Consumers are not only manipulated through false advertisement but sometimes the labeling of goods, especially edible goods, does not list all of the ingredients present in them. Fruits, vegetables and spices are artificially coloured and sprayed, and the packaged milk that is advertised as milk rarely satisfies the criteria of being called milk. The Pakistan Council of Scientific and Industrial Research (PCSIR) recently tested 16 packaged milk brands and approved only six brands as safe for consumption. PCSIR further expressed the apprehension that the rest of the 10 brands are selling milk adulterated with various hazardous chemicals, including detergent powder. The Punjab Food Authority (PFA) urged to ban banaspati ghee as well because it contains high amount of sulfur, trans-fatty acids, palmitic acid and nickel which may have a tendency to cause fatal diseases like obesity, diabetes, mental illnesses, heart diseases and cancer. Chicken – the most demanded food item on our dining tables – is not as healthy as nutritionists suggest because chickens in Pakistan are fed on a diet that contains hormones hazardous to health. Had it not been the tremendous efforts of Punjab Food Authority and other provincial food authorities, sellers would still have been exploiting consumers and playing with their health by selling expired products, dead chicken, and donkey or dog meat in the name of mutton.
As far as water as a fundamental human right (under Article 9 of the Constitution) is concerned, consumers are not only suffering from water supply issues but also from the issues associated with its quality and maintenance of filtration plants. Resultantly, a UNICEF report said 50 percent of diseases in Pakistan are water-borne and 40 percent of deaths occur due to poor quality of water. To cater to the supply issue, consumers have to bear the additional expense of purchasing water tankers (Rs. 800 per water tanker (public) and Rs. 2200 to 2500 per water tanker (private)) whereas, to cater to the issue of water quality, consumers have to rely on expensive mineral water. In this backdrop, consumers feel more frustrated when they are bombarded with indirect taxes, unprecedented price hike and increased utility bills. The Federal Board of Revenue (FBR) reporting 23 percent less income tax returns for fiscal year 2020 compared with the preceding year, which is also one of the manifestations of consumers’ dissatisfaction.

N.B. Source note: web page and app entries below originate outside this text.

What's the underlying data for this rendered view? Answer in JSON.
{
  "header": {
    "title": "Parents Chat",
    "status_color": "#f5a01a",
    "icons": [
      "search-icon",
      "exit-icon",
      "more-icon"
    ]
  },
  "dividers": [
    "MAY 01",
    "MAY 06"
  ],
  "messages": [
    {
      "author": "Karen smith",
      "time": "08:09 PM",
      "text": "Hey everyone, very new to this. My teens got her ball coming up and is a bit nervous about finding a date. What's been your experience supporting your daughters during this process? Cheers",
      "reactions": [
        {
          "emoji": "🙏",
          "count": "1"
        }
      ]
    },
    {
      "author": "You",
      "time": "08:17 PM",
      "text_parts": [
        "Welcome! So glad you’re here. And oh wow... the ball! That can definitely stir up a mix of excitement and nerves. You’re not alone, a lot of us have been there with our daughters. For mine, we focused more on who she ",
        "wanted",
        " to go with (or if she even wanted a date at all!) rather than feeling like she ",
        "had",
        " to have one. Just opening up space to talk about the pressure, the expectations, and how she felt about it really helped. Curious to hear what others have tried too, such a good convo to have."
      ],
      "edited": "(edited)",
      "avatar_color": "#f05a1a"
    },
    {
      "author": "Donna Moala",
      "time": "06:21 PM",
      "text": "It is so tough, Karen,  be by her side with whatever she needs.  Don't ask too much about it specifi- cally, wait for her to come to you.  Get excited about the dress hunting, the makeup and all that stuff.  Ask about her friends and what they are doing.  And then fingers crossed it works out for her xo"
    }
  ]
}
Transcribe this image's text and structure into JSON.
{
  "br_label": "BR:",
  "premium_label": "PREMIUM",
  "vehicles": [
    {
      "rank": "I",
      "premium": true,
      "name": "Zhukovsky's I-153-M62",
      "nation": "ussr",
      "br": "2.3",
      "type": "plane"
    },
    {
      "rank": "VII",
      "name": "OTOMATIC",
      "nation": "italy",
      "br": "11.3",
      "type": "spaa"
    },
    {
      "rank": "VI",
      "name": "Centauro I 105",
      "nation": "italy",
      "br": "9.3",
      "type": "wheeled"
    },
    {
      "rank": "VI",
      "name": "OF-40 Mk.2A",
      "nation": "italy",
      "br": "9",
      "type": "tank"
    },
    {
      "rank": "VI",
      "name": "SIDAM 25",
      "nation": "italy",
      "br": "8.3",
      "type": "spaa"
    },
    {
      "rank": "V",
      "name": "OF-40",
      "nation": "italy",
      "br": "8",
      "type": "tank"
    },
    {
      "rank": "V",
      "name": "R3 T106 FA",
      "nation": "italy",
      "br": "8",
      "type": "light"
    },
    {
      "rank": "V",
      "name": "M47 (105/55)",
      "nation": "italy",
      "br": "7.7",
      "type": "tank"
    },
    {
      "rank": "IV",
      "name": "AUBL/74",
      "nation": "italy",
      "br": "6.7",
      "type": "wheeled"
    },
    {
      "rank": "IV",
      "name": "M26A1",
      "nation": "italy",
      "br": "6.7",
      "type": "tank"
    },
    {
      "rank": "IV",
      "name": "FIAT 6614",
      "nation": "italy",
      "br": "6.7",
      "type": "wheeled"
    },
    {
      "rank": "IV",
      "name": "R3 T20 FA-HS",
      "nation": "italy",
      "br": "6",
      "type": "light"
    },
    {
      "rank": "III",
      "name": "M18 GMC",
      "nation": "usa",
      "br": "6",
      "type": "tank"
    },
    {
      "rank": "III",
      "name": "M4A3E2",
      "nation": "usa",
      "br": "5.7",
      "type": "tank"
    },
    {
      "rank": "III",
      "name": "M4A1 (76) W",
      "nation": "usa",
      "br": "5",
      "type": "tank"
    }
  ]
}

In order to strengthen consumers, it is mandatory to institutionalize them and make them the centre of public policy. The first consumer rights protection law was enacted in 1995. Despite having legislation for the last 25 years, the government has yet to come up with a robust legal and institutional mechanism to redress consumer-related grievances and to protect their rights. Although Article 9 protects consumer rights, it seems missing from political manifestos. Thus, there is a dire need to have regulations along with enforcement mechanisms such as inspection departments operating across country for accountability and delivery of services.
Moreover, to avoid false labeling and advertisement, it should be made obligatory for advertisers to get their TV/social media advertisements approved by the Competition Commission of Pakistan (CCP) and the products must carry clear disclaimers which consumers may easily understand. Consumers’ lack of information regarding the power of invoice is also one of the reasons behind their miserable state. They either forget to collect the invoice or throw that in the trash-bin right after shopping. It is important for consumers to remember that they cannot take legal action against a seller without an invoice.